But luxury comes with a price tag. An average meal there costs about RMB 25 (~$4) per head, placing KFC in the premium fast-food segment of the industry, not in consumer staple but discretionary spending category. Given the pleasant dine-in atmosphere and nutritious and safe image it has created, locals are happy to pay for it. But all this could change especially as the economy is cooling down.
A Tough Winter Ahead
A colder-than-usual winter in many regions in China is hurting KFC as more customers now choose to dine in. Even if they order delivery online - a feature KFC has - ordering is price driven, therefore store ambiance is no longer a purchasing factor, giving KFC's local competitors a leg up.
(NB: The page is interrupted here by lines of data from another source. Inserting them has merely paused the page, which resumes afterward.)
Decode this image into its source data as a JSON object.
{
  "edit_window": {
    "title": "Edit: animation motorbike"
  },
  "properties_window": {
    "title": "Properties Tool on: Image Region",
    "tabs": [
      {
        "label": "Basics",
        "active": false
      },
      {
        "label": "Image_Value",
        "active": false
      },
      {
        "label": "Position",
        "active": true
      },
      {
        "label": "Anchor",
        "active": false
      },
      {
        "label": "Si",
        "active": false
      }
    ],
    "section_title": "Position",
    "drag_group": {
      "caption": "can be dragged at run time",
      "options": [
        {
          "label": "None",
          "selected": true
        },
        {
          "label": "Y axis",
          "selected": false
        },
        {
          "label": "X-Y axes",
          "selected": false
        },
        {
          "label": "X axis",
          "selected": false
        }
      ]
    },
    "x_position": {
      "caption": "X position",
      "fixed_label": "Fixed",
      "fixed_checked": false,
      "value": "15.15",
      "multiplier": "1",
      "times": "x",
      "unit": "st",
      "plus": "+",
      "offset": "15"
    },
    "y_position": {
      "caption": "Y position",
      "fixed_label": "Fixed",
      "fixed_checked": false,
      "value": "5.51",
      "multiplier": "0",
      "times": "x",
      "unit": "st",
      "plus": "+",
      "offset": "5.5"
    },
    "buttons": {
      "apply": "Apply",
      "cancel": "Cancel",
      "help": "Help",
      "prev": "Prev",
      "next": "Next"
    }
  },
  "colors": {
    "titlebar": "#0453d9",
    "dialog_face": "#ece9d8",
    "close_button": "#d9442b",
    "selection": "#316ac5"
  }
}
While it is impossible to quantify the impact of the 45-day chicken scare coupled with a harsh winter in the absence of a close monitoring of the latest development, the combined trends of negative consumer sentiment and a deceleration of new stores opening could indicate YUM's China growth is facing a steeper grade than before. KFC's past China strategy succeeded in a big way. But this current fast chicken controversy may well signal the end of KFC's era of the incredible China growth, as customers seek to ignore the Colonel in search of the next big dining trend.
This article is co-authored by Yifeng Mao, the Head of Equity Research at Goldpebble Research, a China based research firm specializing in data procession and analysis. Opinions expressed are our own.